(PROBLEM DETAILS) Each line in the records that mentions the word "JSON" needs to be listed.

(DATA)
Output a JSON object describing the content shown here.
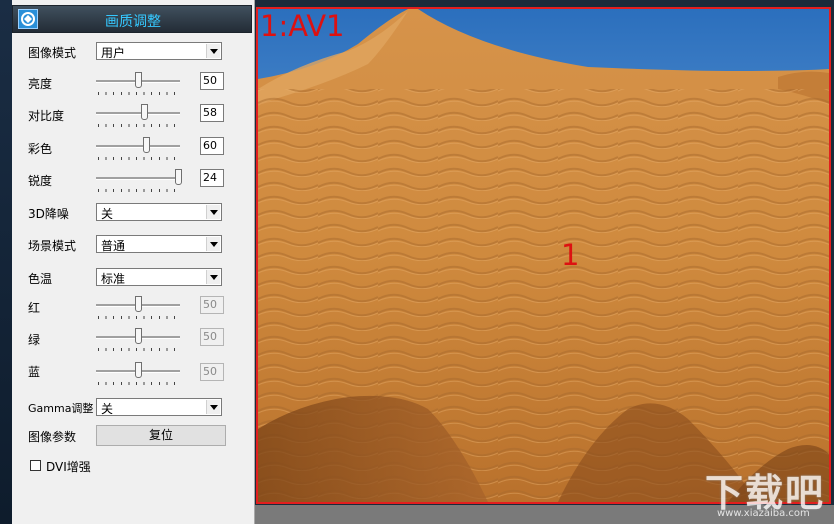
{
  "panel": {
    "title": "画质调整",
    "image_mode": {
      "label": "图像模式",
      "value": "用户"
    },
    "brightness": {
      "label": "亮度",
      "value": "50",
      "level": 50
    },
    "contrast": {
      "label": "对比度",
      "value": "58",
      "level": 58
    },
    "saturation": {
      "label": "彩色",
      "value": "60",
      "level": 60
    },
    "sharpness": {
      "label": "锐度",
      "value": "24",
      "level": 100
    },
    "denoise_3d": {
      "label": "3D降噪",
      "value": "关"
    },
    "scene_mode": {
      "label": "场景模式",
      "value": "普通"
    },
    "color_temp": {
      "label": "色温",
      "value": "标准"
    },
    "red": {
      "label": "红",
      "value": "50",
      "level": 50
    },
    "green": {
      "label": "绿",
      "value": "50",
      "level": 50
    },
    "blue": {
      "label": "蓝",
      "value": "50",
      "level": 50
    },
    "gamma": {
      "label": "Gamma调整",
      "value": "关"
    },
    "image_params": {
      "label": "图像参数",
      "button": "复位"
    },
    "dvi_enhance": {
      "label": "DVI增强",
      "checked": false
    }
  },
  "video": {
    "channel_label": "1:AV1",
    "channel_number": "1",
    "border_color": "#e31e1e"
  },
  "watermark": {
    "big": "下载吧",
    "small": "www.xiazaiba.com"
  }
}
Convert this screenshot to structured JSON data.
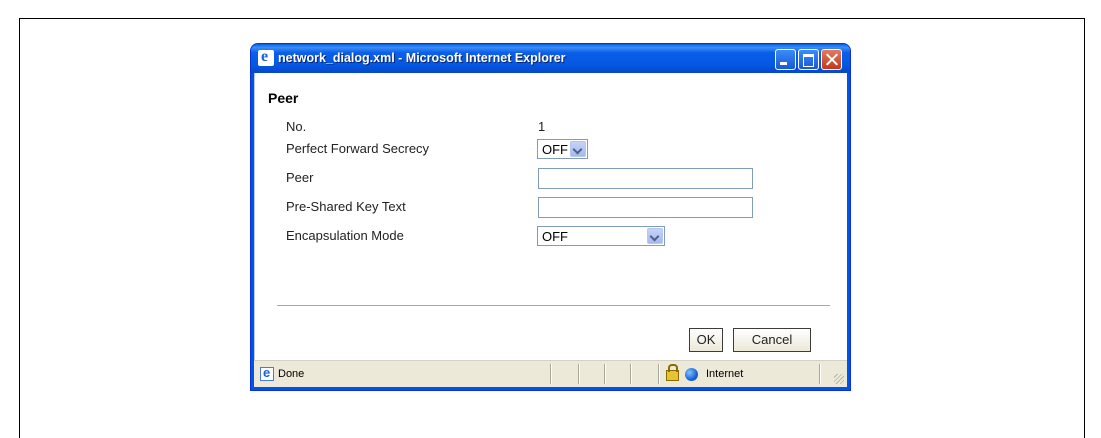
{
  "window": {
    "title": "network_dialog.xml - Microsoft Internet Explorer"
  },
  "dialog": {
    "section_title": "Peer",
    "rows": {
      "no": {
        "label": "No.",
        "value": "1"
      },
      "pfs": {
        "label": "Perfect Forward Secrecy",
        "selected": "OFF"
      },
      "peer": {
        "label": "Peer",
        "value": ""
      },
      "psk": {
        "label": "Pre-Shared Key Text",
        "value": ""
      },
      "encap": {
        "label": "Encapsulation Mode",
        "selected": "OFF"
      }
    },
    "buttons": {
      "ok": "OK",
      "cancel": "Cancel"
    }
  },
  "statusbar": {
    "status": "Done",
    "zone": "Internet"
  },
  "icons": [
    "ie-icon",
    "minimize-icon",
    "maximize-icon",
    "close-icon",
    "dropdown-arrow-icon",
    "lock-icon",
    "globe-icon",
    "resize-grip-icon"
  ],
  "colors": {
    "titlebar": "#0054e3",
    "statusbar": "#ece9d8",
    "close": "#c1391a"
  }
}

(EXERCISE RESPONSE)
Output a JSON object describing the content shown here.
Convert this screenshot to structured JSON data.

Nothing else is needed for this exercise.